What Are Some Coping Mechanisms for Family Caregivers?
When you’ve taken stock of your emotional baseline and which emotions you have been struggling with, it is important to find healthy ways to manage these feelings. Try the coping mechanisms we’ve outlined below.
- Anger and frustration. These are two of the most common emotions that manifest in caregiving, and if you are not mindful, can cause you to lash out at the person you love. Learn to notice these feelings as quickly as possible, before they have an opportunity to boil over, and give yourself time to relax. This may mean taking a few minutes for meditation, writing a few choice words in a personal journal, or turning on some calming music that you like. Have a trusted friend or member of the family that you can vent to once you have the chance to step away from your caregiving responsibilities, or schedule ongoing sessions with a counselor for additional help.
- Boredom and resentment. You might feel like you are stuck at home day in and day out, particularly if you are providing care for a senior with health issues that reduce the ability to leave the house. Regardless of how many fun activities you plan together, it’s normal to wish for the independence to go for a walk, window-shop at the mall, or venture out to lunch with a friend. It is vital that you balance your caregiving time with time for self-care. Attempt to work out a rotating schedule with other loved ones and friends to let you devote some time to yourself, or partner with a senior care agency like Home With You Senior Care, a provider of Hampstead home health care and senior care services throughout the surrounding areas, for respite care.
- Impatience and irritability. The older adult might appear to take forever to perform even the most straight-forward tasks. Or, they might resist getting dressed and ready for the day in the time frame you need to make it to a doctor’s appointment or other planned outing. If you’re feeling frustrated and impatient in situations such as these, it’s time to reassess how each day is organized. Schedule doctor appointments for later in the day for a person who needs additional time in the morning. Begin factoring in extra time between activities to allow the senior to move at their own speed. And again, find a healthy outlet that enables you to let go of these feelings in order to avoid carrying them over from one day to another.
- Embarrassment and guilt. A person with dementia in particular may not speak, act, dress, or even smell in accordance with social norms. They may yell out obscenities, speak without a filter, insist upon wearing the same (unmatched) outfit for several days in a row, decline to shower on a regular basis, or a variety of other uncomfortable behaviors. Feeling embarrassed when around others is a natural reaction, which can then result in feeling guilty. It may be helpful to make small business-card-sized note cards that say something like, “My loved one has dementia and is unable to manage her behaviors.” You can quietly give them to anyone who seems shocked by the behaviors, such as in the doctor’s waiting room, a restaurant, the library, etc.
The easiest way to cope with difficult emotions in caregiving is by sharing care with a reliable source, like Home With You Senior Care’s experts in Hampstead home health care.
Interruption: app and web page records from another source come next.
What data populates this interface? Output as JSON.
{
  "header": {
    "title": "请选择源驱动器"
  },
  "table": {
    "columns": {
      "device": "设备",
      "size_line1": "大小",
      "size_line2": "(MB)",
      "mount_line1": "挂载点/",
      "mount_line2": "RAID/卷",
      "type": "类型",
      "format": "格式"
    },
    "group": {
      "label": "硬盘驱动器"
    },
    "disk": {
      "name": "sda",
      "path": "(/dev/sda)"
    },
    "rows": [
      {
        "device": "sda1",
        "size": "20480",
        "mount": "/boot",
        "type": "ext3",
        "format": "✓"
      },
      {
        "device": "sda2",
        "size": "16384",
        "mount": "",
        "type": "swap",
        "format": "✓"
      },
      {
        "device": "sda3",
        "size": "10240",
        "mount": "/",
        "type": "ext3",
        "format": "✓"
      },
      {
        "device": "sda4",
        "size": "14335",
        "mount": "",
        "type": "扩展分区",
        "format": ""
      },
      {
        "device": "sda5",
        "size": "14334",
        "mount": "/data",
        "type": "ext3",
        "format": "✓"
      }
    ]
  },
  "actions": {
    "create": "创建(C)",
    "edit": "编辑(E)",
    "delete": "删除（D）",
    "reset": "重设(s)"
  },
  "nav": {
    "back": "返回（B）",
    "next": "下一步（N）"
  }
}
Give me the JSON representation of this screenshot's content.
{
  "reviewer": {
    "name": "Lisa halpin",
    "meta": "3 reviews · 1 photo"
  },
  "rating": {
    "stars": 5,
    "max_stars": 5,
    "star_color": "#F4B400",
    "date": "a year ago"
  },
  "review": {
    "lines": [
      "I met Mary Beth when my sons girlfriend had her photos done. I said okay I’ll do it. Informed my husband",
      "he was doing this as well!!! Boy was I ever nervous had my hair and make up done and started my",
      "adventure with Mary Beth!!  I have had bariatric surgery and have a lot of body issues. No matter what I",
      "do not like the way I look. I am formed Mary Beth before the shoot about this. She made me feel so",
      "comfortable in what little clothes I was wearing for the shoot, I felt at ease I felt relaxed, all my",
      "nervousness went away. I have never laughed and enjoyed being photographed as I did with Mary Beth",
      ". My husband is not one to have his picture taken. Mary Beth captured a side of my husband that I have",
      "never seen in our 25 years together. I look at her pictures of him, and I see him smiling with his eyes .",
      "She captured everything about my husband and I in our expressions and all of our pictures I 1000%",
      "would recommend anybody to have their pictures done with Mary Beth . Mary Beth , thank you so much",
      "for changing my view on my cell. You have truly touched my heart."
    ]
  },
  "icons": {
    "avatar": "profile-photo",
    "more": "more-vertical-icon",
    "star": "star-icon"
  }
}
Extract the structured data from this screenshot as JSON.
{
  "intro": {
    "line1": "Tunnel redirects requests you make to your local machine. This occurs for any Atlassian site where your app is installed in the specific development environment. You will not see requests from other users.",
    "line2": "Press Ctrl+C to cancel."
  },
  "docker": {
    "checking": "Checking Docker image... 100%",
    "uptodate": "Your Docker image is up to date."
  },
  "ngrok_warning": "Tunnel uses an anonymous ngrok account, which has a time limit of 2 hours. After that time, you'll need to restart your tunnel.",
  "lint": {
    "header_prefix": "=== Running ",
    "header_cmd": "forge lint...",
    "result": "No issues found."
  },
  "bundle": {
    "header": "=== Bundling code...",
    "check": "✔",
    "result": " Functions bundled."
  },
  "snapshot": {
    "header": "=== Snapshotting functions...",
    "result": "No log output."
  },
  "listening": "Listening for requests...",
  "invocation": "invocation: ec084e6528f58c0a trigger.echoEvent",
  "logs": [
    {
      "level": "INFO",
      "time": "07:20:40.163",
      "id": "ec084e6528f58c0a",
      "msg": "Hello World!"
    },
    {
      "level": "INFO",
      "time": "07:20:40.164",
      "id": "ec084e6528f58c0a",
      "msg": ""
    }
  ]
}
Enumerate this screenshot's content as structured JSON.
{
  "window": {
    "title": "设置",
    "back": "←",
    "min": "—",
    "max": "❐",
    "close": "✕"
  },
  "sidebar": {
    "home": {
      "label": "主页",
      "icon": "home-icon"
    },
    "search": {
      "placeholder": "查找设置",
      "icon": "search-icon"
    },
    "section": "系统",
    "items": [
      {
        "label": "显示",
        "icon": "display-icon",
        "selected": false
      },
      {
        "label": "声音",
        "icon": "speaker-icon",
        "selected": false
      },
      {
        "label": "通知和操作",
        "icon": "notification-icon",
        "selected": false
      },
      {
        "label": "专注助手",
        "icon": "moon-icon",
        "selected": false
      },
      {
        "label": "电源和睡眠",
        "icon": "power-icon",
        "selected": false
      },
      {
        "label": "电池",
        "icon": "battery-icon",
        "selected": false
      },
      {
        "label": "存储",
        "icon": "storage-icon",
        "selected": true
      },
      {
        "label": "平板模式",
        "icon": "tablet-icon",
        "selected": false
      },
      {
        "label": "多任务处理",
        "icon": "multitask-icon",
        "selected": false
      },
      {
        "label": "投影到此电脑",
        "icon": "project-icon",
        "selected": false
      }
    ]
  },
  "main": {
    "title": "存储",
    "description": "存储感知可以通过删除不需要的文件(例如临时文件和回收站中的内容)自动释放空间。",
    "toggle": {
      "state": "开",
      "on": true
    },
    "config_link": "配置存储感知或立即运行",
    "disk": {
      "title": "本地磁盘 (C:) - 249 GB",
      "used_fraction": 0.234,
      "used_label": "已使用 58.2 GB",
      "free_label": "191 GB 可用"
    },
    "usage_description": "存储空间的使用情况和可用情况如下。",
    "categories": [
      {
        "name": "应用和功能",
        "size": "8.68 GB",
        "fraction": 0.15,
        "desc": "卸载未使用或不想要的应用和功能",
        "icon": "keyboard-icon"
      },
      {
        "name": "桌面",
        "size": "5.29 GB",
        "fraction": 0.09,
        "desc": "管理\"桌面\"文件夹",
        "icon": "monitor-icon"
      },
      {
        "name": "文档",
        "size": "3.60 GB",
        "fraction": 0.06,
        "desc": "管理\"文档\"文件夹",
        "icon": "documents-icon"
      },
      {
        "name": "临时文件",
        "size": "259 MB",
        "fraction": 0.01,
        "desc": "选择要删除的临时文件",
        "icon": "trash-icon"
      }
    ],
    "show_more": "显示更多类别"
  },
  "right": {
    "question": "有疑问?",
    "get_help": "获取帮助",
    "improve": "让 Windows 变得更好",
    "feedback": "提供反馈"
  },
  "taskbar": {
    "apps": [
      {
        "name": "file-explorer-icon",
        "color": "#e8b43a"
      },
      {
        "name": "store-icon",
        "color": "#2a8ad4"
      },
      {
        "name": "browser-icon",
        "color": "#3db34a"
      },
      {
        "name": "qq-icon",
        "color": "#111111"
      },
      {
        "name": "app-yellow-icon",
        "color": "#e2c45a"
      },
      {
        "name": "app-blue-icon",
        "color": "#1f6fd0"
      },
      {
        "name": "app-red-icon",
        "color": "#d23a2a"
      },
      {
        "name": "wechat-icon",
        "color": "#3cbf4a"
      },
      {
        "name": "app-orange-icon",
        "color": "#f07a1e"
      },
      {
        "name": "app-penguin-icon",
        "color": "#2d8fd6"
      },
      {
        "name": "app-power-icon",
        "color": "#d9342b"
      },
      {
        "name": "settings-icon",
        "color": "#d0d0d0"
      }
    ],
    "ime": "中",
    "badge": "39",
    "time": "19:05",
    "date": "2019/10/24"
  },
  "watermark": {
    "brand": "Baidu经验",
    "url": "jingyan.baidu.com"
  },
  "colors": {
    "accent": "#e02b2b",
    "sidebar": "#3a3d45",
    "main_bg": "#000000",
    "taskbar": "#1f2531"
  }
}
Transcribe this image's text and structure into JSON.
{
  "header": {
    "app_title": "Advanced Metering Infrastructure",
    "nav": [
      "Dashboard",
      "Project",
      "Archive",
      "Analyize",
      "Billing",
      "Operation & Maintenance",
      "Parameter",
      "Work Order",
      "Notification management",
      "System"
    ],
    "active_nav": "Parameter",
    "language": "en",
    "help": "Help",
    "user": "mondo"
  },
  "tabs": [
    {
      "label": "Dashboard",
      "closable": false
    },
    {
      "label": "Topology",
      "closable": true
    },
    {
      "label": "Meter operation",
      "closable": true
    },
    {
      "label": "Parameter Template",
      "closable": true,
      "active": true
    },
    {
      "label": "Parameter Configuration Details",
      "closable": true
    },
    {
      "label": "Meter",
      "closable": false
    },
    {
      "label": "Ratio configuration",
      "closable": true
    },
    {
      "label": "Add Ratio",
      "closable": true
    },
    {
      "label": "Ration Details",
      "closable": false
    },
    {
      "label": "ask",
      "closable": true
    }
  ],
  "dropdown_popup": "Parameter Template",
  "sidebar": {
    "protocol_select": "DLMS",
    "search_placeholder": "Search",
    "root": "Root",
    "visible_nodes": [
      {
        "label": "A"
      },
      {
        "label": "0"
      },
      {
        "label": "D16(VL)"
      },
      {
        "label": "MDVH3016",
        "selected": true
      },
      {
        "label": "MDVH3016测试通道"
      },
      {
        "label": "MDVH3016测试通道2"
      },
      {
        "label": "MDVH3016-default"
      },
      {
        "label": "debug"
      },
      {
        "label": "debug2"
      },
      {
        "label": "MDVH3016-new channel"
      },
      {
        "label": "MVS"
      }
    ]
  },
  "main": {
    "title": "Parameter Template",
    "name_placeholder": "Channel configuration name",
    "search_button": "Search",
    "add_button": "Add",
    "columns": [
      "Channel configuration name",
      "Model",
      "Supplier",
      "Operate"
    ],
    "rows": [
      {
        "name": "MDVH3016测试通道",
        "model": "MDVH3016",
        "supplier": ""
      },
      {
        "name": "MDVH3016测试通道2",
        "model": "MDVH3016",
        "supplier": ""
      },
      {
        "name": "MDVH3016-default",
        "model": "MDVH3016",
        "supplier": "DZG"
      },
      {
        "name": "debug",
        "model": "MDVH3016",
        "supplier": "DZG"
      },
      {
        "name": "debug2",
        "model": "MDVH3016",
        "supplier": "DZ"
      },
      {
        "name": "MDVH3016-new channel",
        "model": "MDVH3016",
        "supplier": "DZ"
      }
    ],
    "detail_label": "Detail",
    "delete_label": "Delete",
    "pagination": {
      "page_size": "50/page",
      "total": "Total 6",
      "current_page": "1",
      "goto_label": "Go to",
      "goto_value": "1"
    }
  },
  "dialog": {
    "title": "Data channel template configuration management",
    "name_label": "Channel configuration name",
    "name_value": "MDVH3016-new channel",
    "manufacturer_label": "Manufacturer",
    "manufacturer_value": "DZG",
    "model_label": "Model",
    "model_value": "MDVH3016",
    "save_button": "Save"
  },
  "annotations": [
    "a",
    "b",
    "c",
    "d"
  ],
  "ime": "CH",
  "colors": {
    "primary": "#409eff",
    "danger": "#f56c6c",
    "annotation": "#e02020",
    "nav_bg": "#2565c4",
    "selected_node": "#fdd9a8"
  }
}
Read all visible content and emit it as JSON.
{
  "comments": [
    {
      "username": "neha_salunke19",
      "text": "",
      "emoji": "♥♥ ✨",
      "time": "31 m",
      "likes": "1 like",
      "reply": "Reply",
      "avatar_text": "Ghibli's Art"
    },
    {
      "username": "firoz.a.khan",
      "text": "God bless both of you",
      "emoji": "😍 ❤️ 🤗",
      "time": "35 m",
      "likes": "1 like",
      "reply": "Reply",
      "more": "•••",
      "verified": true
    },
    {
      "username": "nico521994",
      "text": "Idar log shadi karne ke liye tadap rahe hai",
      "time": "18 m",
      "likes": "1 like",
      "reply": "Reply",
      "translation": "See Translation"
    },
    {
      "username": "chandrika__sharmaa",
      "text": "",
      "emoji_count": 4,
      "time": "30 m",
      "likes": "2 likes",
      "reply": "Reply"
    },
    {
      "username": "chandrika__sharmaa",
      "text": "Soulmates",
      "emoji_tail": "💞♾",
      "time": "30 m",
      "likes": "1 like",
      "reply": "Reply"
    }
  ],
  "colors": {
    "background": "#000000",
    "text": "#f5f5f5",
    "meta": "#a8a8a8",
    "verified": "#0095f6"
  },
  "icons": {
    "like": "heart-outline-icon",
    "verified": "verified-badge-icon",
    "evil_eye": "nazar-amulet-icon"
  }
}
Our caregivers are fully trained and experienced in all aspects of senior care, and can partner with you to help you to obtain the healthy life balance you need. Reach out to us at 410-756-0959 to find out more! Visit our Locations Served page to view a full list of the communities where we provide care.